### Work task
Make an exact copy of every entry, leaving the pictures out.

### Data shown
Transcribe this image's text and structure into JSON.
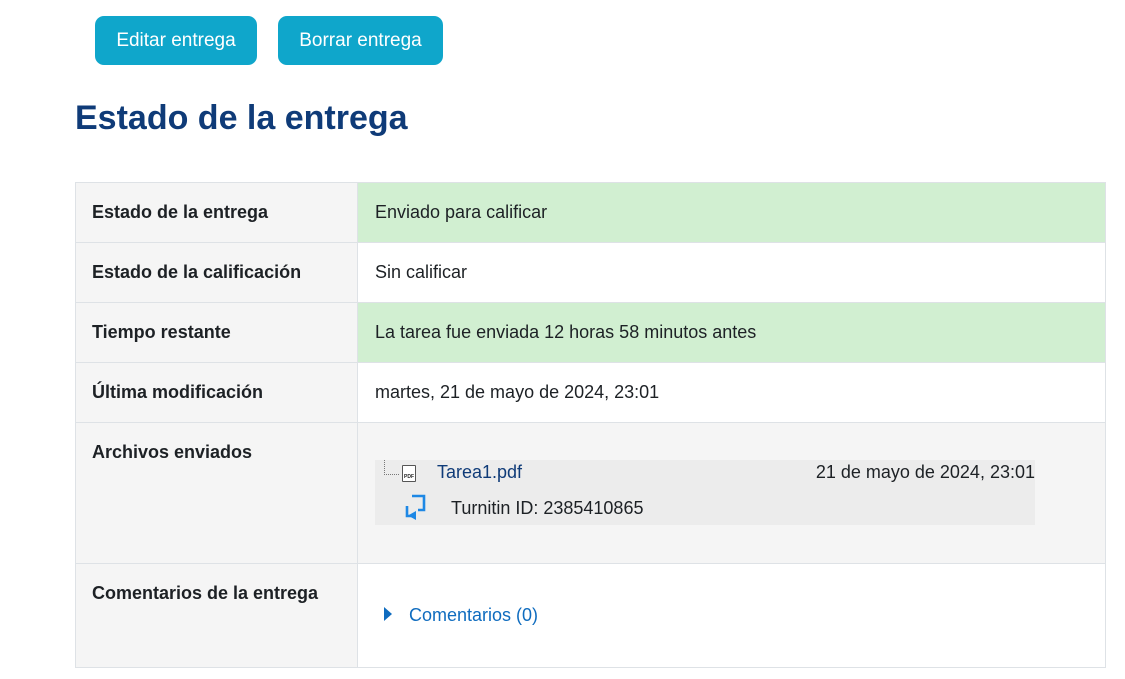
{
  "actions": {
    "edit_label": "Editar entrega",
    "delete_label": "Borrar entrega"
  },
  "heading": "Estado de la entrega",
  "rows": {
    "submission_status": {
      "label": "Estado de la entrega",
      "value": "Enviado para calificar"
    },
    "grading_status": {
      "label": "Estado de la calificación",
      "value": "Sin calificar"
    },
    "time_remaining": {
      "label": "Tiempo restante",
      "value": "La tarea fue enviada 12 horas 58 minutos antes"
    },
    "last_modified": {
      "label": "Última modificación",
      "value": "martes, 21 de mayo de 2024, 23:01"
    },
    "files": {
      "label": "Archivos enviados",
      "file_name": "Tarea1.pdf",
      "file_date": "21 de mayo de 2024, 23:01",
      "file_icon": "pdf-icon",
      "file_icon_text": "PDF",
      "turnitin_icon": "turnitin-icon",
      "turnitin_id": "Turnitin ID: 2385410865"
    },
    "comments": {
      "label": "Comentarios de la entrega",
      "toggle_label": "Comentarios (0)"
    }
  },
  "colors": {
    "button_bg": "#0fa6cb",
    "heading": "#0f3b78",
    "success_bg": "#d1efd1",
    "link": "#0f6cbf"
  }
}
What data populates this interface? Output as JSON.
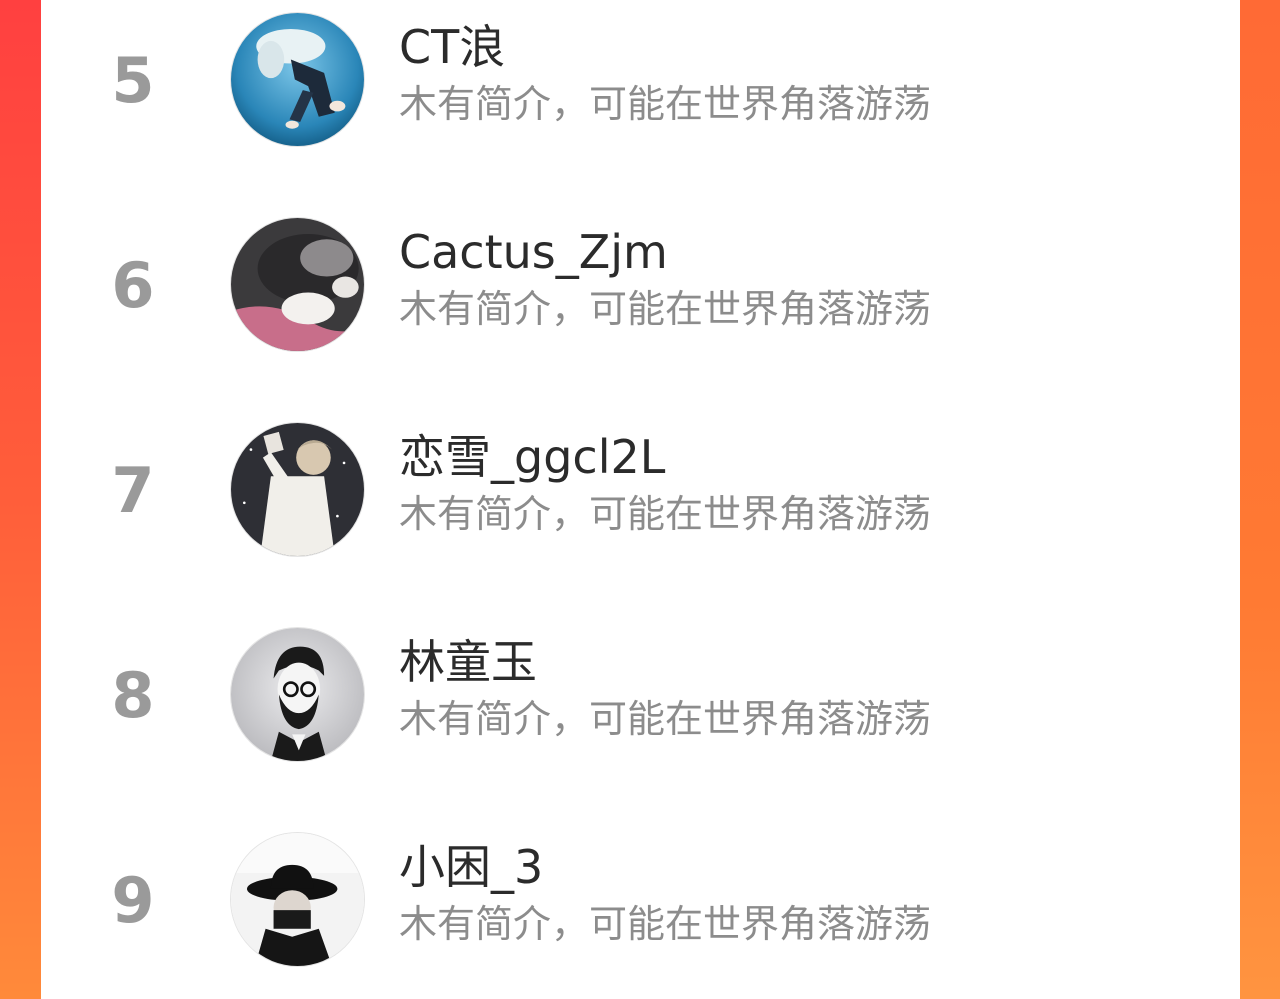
{
  "colors": {
    "background_gradient": [
      "#ff4040",
      "#ff8a3a"
    ],
    "card": "#ffffff",
    "rank": "#9a9a9a",
    "name": "#2b2b2b",
    "bio": "#8c8c8c"
  },
  "ranking": {
    "items": [
      {
        "rank": "5",
        "name": "CT浪",
        "bio": "木有简介，可能在世界角落游荡",
        "avatar_icon": "underwater-figure-avatar"
      },
      {
        "rank": "6",
        "name": "Cactus_Zjm",
        "bio": "木有简介，可能在世界角落游荡",
        "avatar_icon": "sleeping-cat-avatar"
      },
      {
        "rank": "7",
        "name": "恋雪_ggcl2L",
        "bio": "木有简介，可能在世界角落游荡",
        "avatar_icon": "anime-boy-avatar"
      },
      {
        "rank": "8",
        "name": "林童玉",
        "bio": "木有简介，可能在世界角落游荡",
        "avatar_icon": "bearded-man-avatar"
      },
      {
        "rank": "9",
        "name": "小困_3",
        "bio": "木有简介，可能在世界角落游荡",
        "avatar_icon": "hat-person-avatar"
      }
    ]
  }
}
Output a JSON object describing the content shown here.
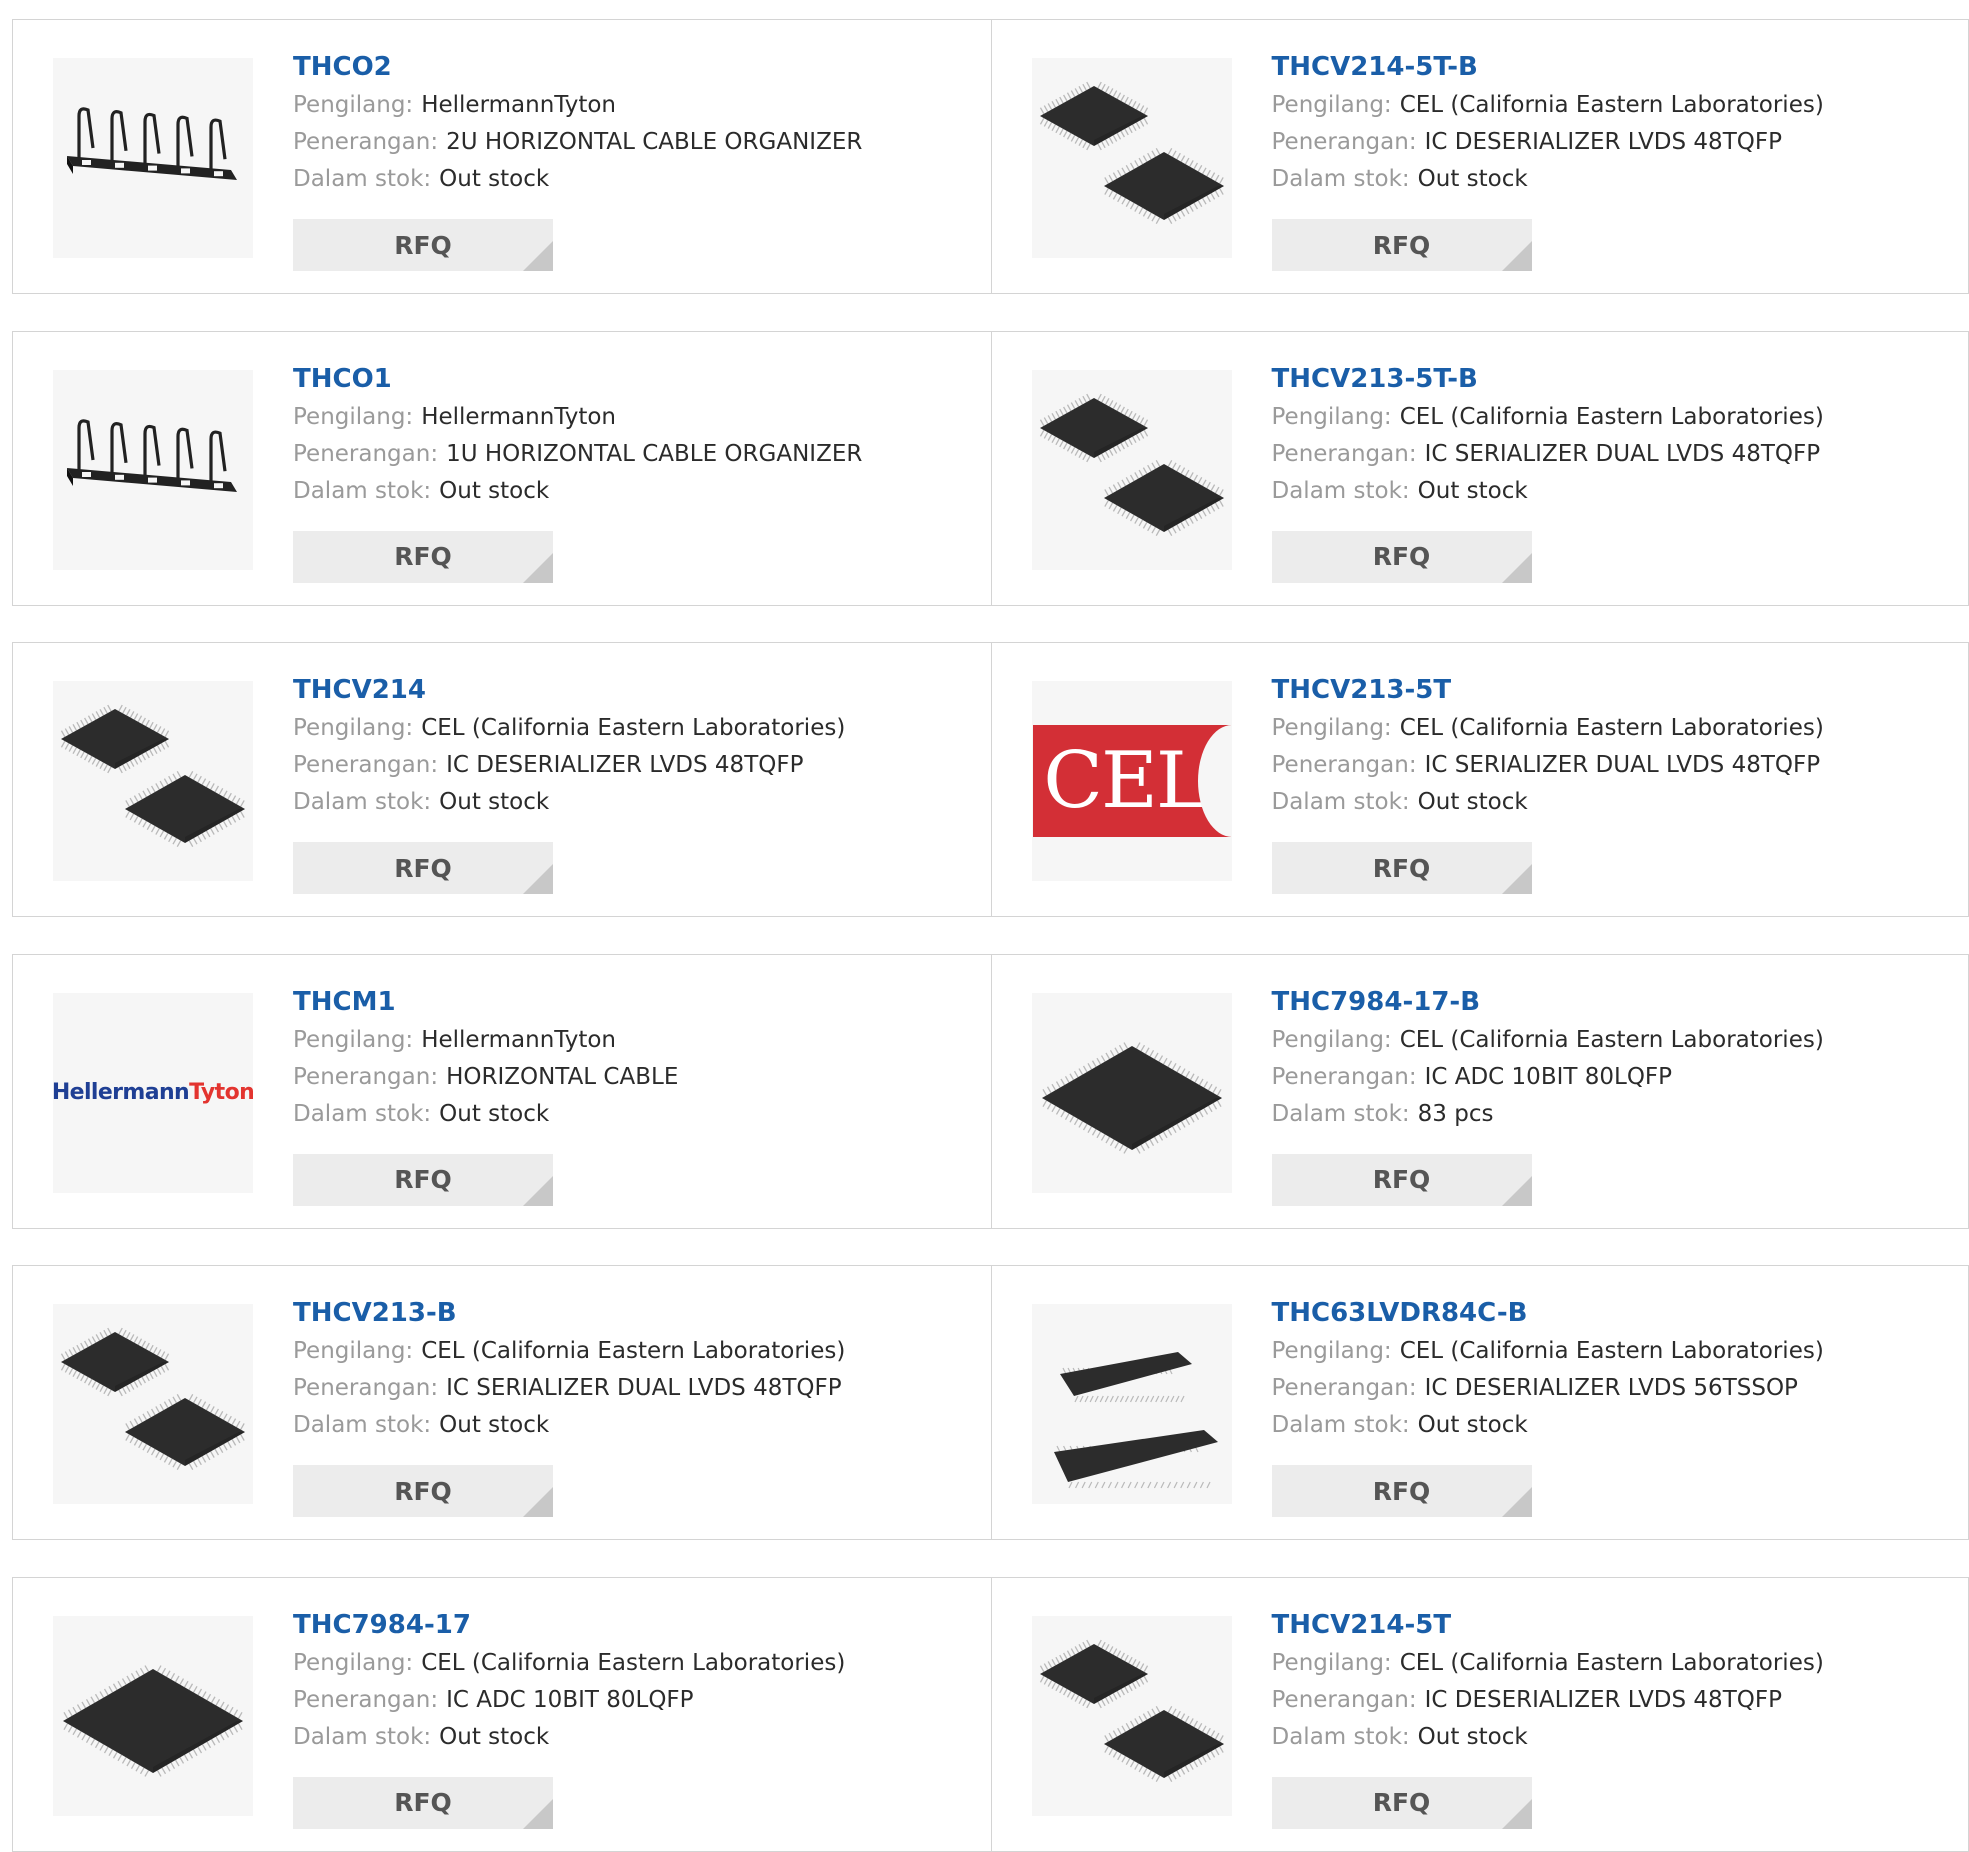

### Output for this task
Transcribe this image's text and structure into JSON.
{
  "actions": {
    "edit_label": "Editar entrega",
    "delete_label": "Borrar entrega"
  },
  "heading": "Estado de la entrega",
  "rows": {
    "submission_status": {
      "label": "Estado de la entrega",
      "value": "Enviado para calificar"
    },
    "grading_status": {
      "label": "Estado de la calificación",
      "value": "Sin calificar"
    },
    "time_remaining": {
      "label": "Tiempo restante",
      "value": "La tarea fue enviada 12 horas 58 minutos antes"
    },
    "last_modified": {
      "label": "Última modificación",
      "value": "martes, 21 de mayo de 2024, 23:01"
    },
    "files": {
      "label": "Archivos enviados",
      "file_name": "Tarea1.pdf",
      "file_date": "21 de mayo de 2024, 23:01",
      "file_icon": "pdf-icon",
      "file_icon_text": "PDF",
      "turnitin_icon": "turnitin-icon",
      "turnitin_id": "Turnitin ID: 2385410865"
    },
    "comments": {
      "label": "Comentarios de la entrega",
      "toggle_label": "Comentarios (0)"
    }
  },
  "colors": {
    "button_bg": "#0fa6cb",
    "heading": "#0f3b78",
    "success_bg": "#d1efd1",
    "link": "#0f6cbf"
  }
}
What data populates this interface? Output as JSON.
{
  "colors": {
    "background_gradient": [
      "#ff4040",
      "#ff8a3a"
    ],
    "card": "#ffffff",
    "rank": "#9a9a9a",
    "name": "#2b2b2b",
    "bio": "#8c8c8c"
  },
  "ranking": {
    "items": [
      {
        "rank": "5",
        "name": "CT浪",
        "bio": "木有简介，可能在世界角落游荡",
        "avatar_icon": "underwater-figure-avatar"
      },
      {
        "rank": "6",
        "name": "Cactus_Zjm",
        "bio": "木有简介，可能在世界角落游荡",
        "avatar_icon": "sleeping-cat-avatar"
      },
      {
        "rank": "7",
        "name": "恋雪_ggcl2L",
        "bio": "木有简介，可能在世界角落游荡",
        "avatar_icon": "anime-boy-avatar"
      },
      {
        "rank": "8",
        "name": "林童玉",
        "bio": "木有简介，可能在世界角落游荡",
        "avatar_icon": "bearded-man-avatar"
      },
      {
        "rank": "9",
        "name": "小困_3",
        "bio": "木有简介，可能在世界角落游荡",
        "avatar_icon": "hat-person-avatar"
      }
    ]
  }
}
Output a JSON object describing the content shown here.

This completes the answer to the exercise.